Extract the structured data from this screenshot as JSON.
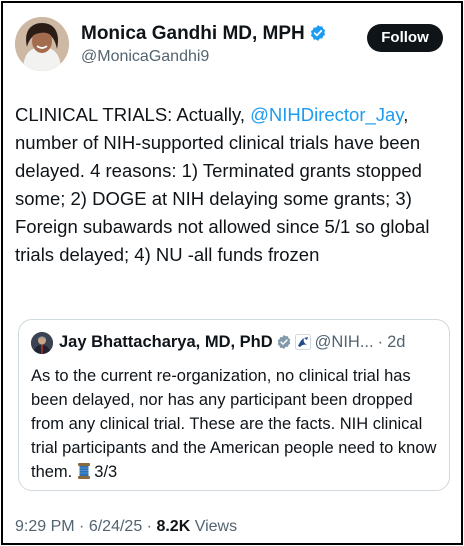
{
  "author": {
    "name": "Monica Gandhi MD, MPH",
    "handle": "@MonicaGandhi9",
    "follow_label": "Follow"
  },
  "tweet": {
    "text_before_mention": "CLINICAL TRIALS: Actually, ",
    "mention": "@NIHDirector_Jay",
    "text_after_mention": ", number of NIH-supported clinical trials have been delayed. 4 reasons: 1) Terminated grants stopped some; 2) DOGE at NIH delaying some grants; 3) Foreign subawards not allowed since 5/1 so global trials delayed; 4) NU -all funds frozen"
  },
  "quote": {
    "name": "Jay Bhattacharya, MD, PhD",
    "handle": "@NIH...",
    "separator": "·",
    "age": "2d",
    "text": "As to the current re-organization, no clinical trial has been delayed, nor has any participant been dropped from any clinical trial. These are the facts. NIH clinical trial participants and the American people need to know them.",
    "thread_label": "3/3"
  },
  "meta": {
    "time": "9:29 PM",
    "separator": "·",
    "date": "6/24/25",
    "views_count": "8.2K",
    "views_label": "Views"
  },
  "colors": {
    "accent": "#1d9bf0",
    "text": "#0f1419",
    "muted": "#536471",
    "follow_bg": "#0f1419",
    "border": "#cfd9de"
  },
  "icons": {
    "verified": "verified-badge-icon",
    "gray_verified": "gray-verified-badge-icon",
    "affiliation": "hhs-affiliation-icon",
    "thread": "spool-of-thread-icon"
  }
}
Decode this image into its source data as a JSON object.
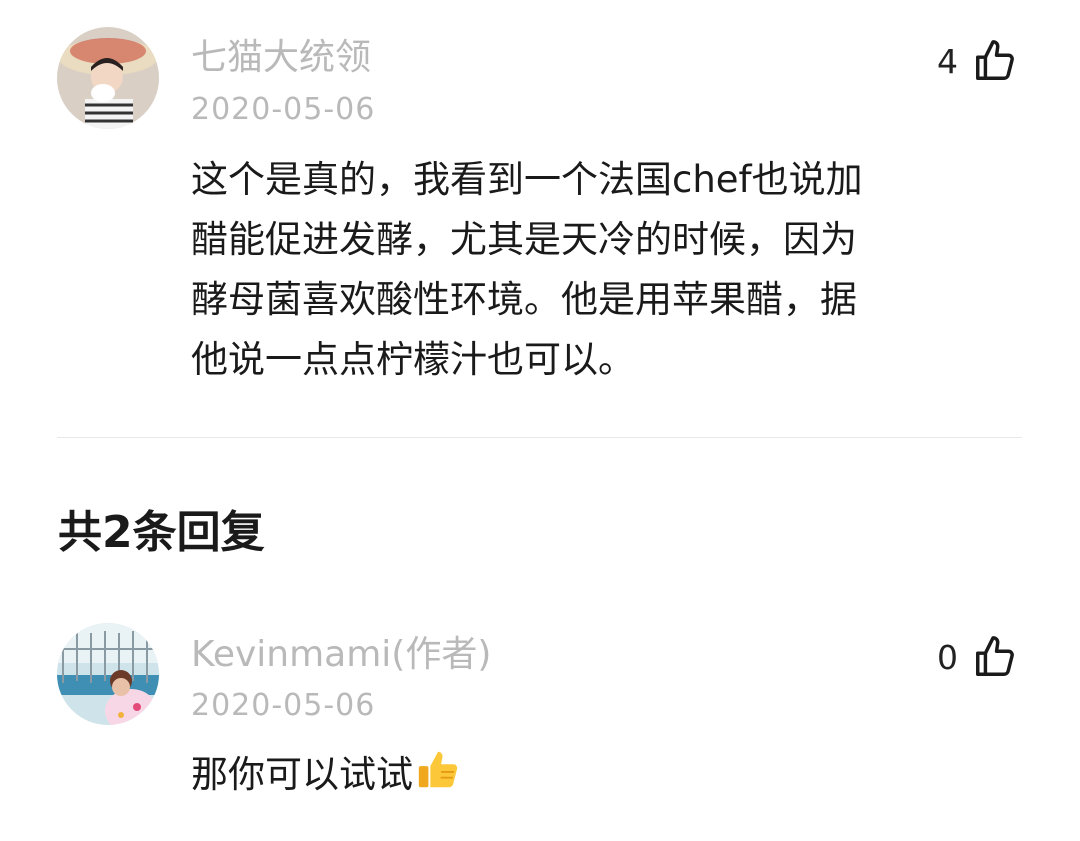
{
  "comment": {
    "username": "七猫大统领",
    "date": "2020-05-06",
    "like_count": "4",
    "text_lines": [
      "这个是真的，我看到一个法国chef也说加",
      "醋能促进发酵，尤其是天冷的时候，因为",
      "酵母菌喜欢酸性环境。他是用苹果醋，据",
      "他说一点点柠檬汁也可以。"
    ]
  },
  "replies": {
    "header": "共2条回复",
    "items": [
      {
        "username": "Kevinmami(作者)",
        "date": "2020-05-06",
        "like_count": "0",
        "text": "那你可以试试",
        "emoji": "thumbs-up-emoji"
      }
    ]
  },
  "icons": {
    "like": "thumbs-up-outline-icon"
  },
  "colors": {
    "meta_text": "#b9b9b9",
    "body_text": "#1a1a1a",
    "divider": "#e8e8e8"
  }
}
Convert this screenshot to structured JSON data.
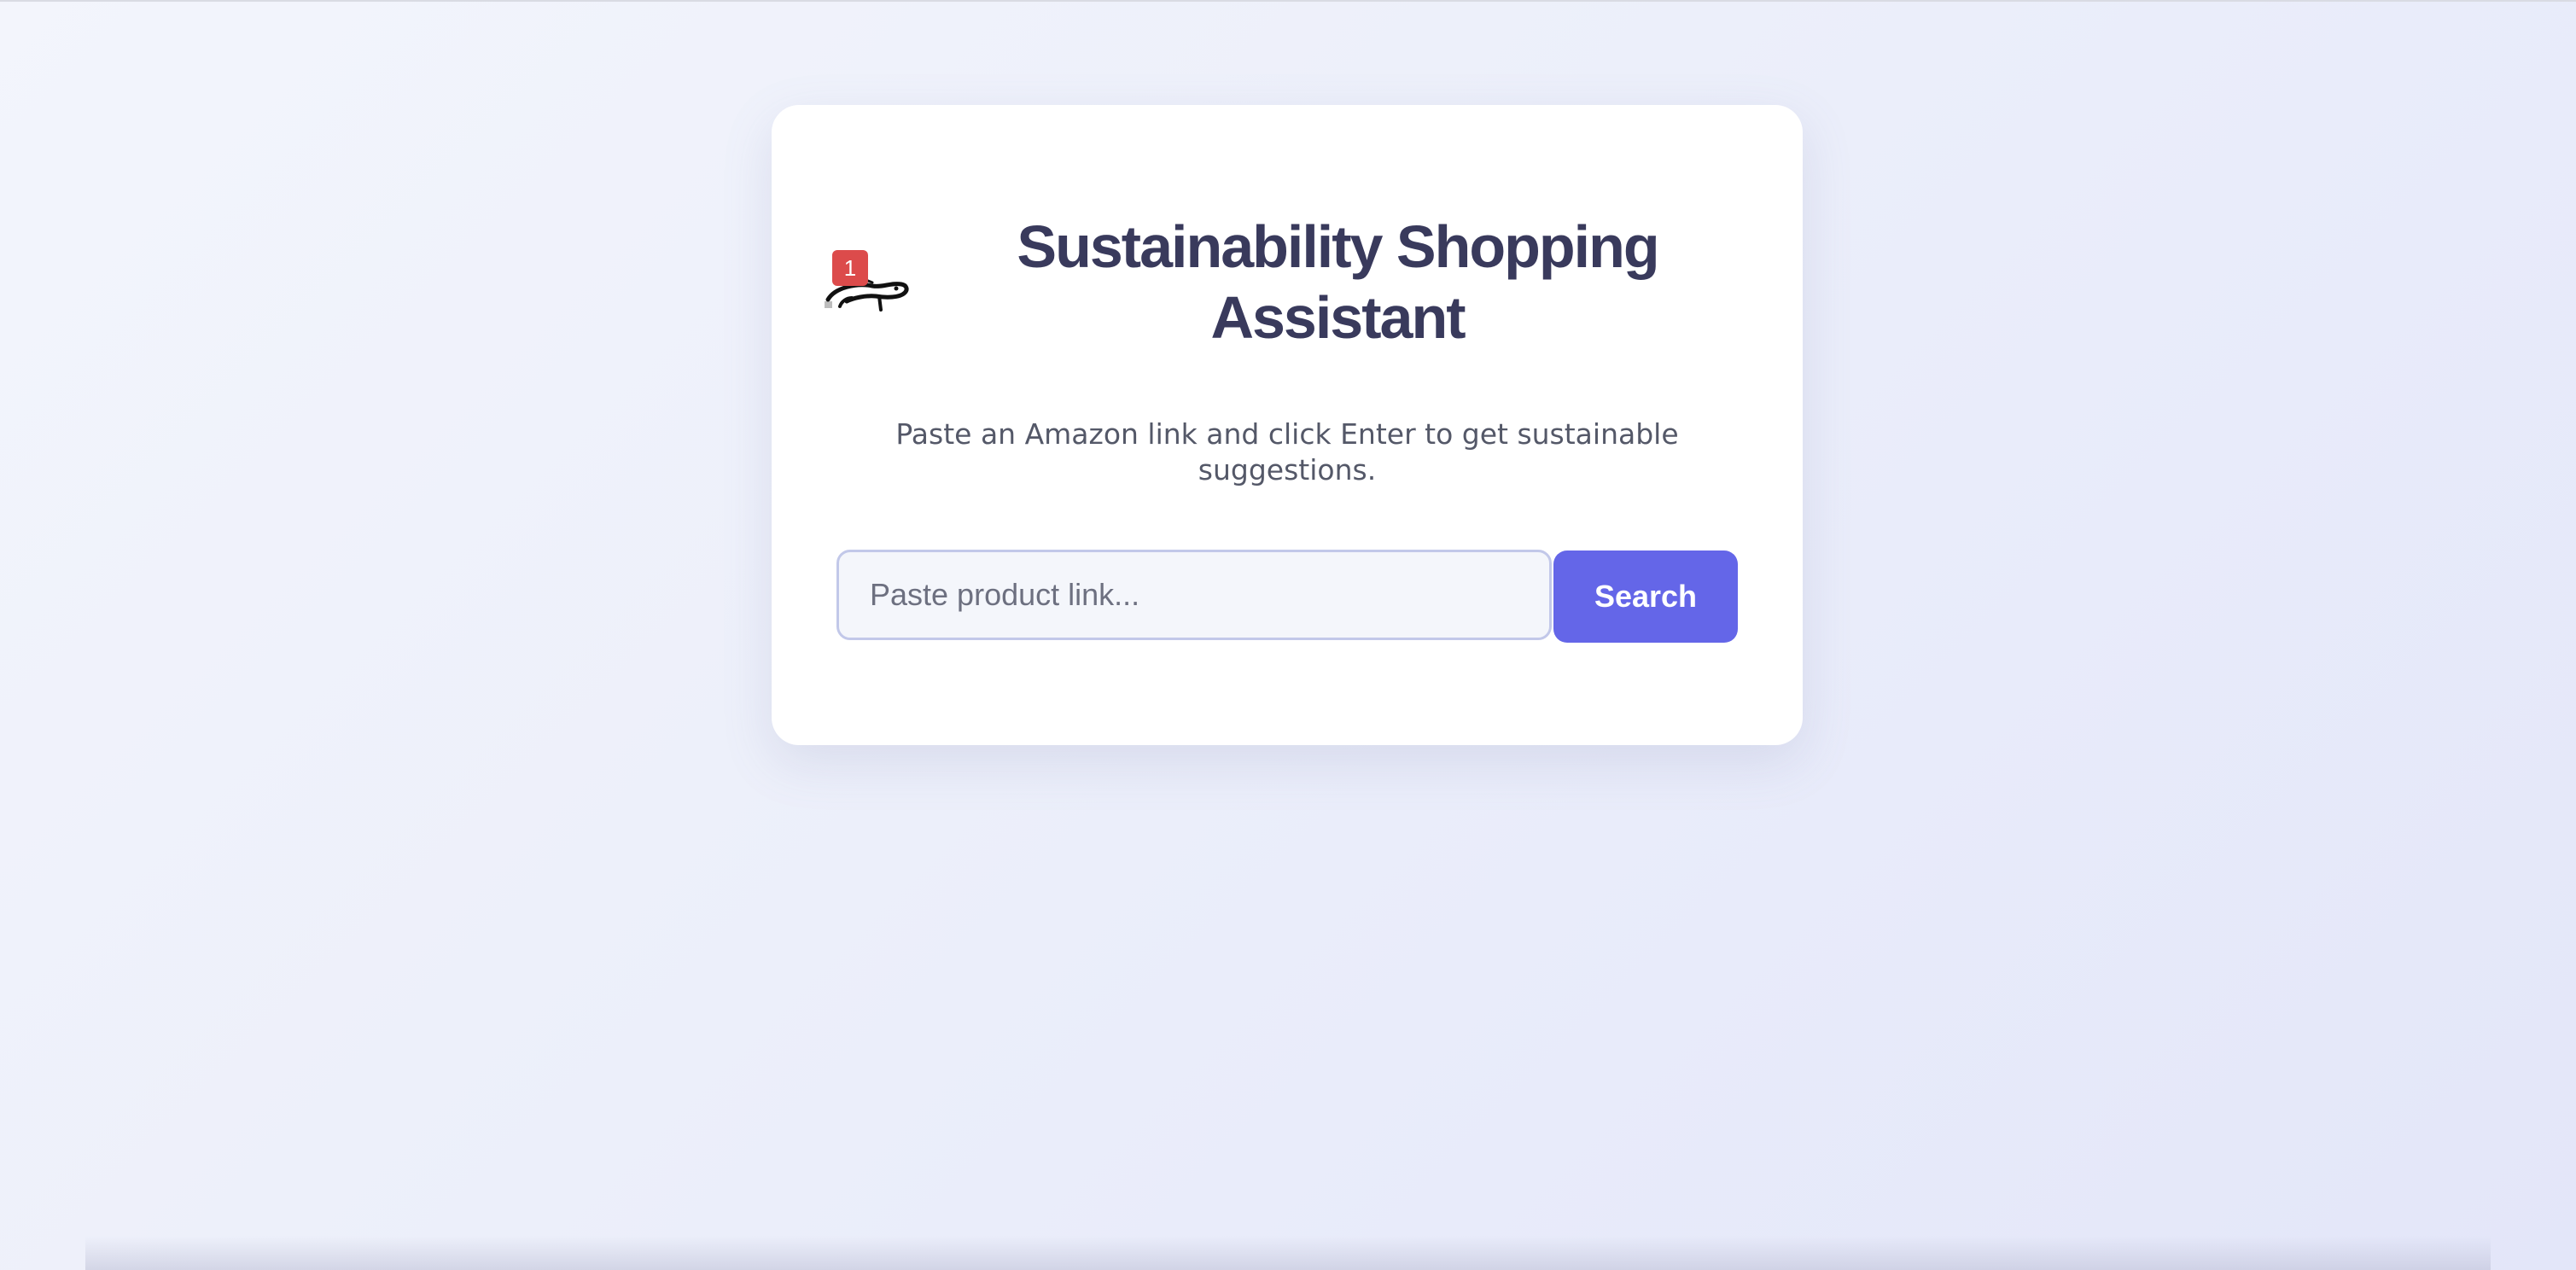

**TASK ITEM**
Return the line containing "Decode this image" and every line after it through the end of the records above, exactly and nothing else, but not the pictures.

**RESULT OF THIS EXERCISE**
Decode this image into its source data as a JSON object.
{
  "comment": {
    "username": "七猫大统领",
    "date": "2020-05-06",
    "like_count": "4",
    "text_lines": [
      "这个是真的，我看到一个法国chef也说加",
      "醋能促进发酵，尤其是天冷的时候，因为",
      "酵母菌喜欢酸性环境。他是用苹果醋，据",
      "他说一点点柠檬汁也可以。"
    ]
  },
  "replies": {
    "header": "共2条回复",
    "items": [
      {
        "username": "Kevinmami(作者)",
        "date": "2020-05-06",
        "like_count": "0",
        "text": "那你可以试试",
        "emoji": "thumbs-up-emoji"
      }
    ]
  },
  "icons": {
    "like": "thumbs-up-outline-icon"
  },
  "colors": {
    "meta_text": "#b9b9b9",
    "body_text": "#1a1a1a",
    "divider": "#e8e8e8"
  }
}
Convert this screenshot to structured JSON data.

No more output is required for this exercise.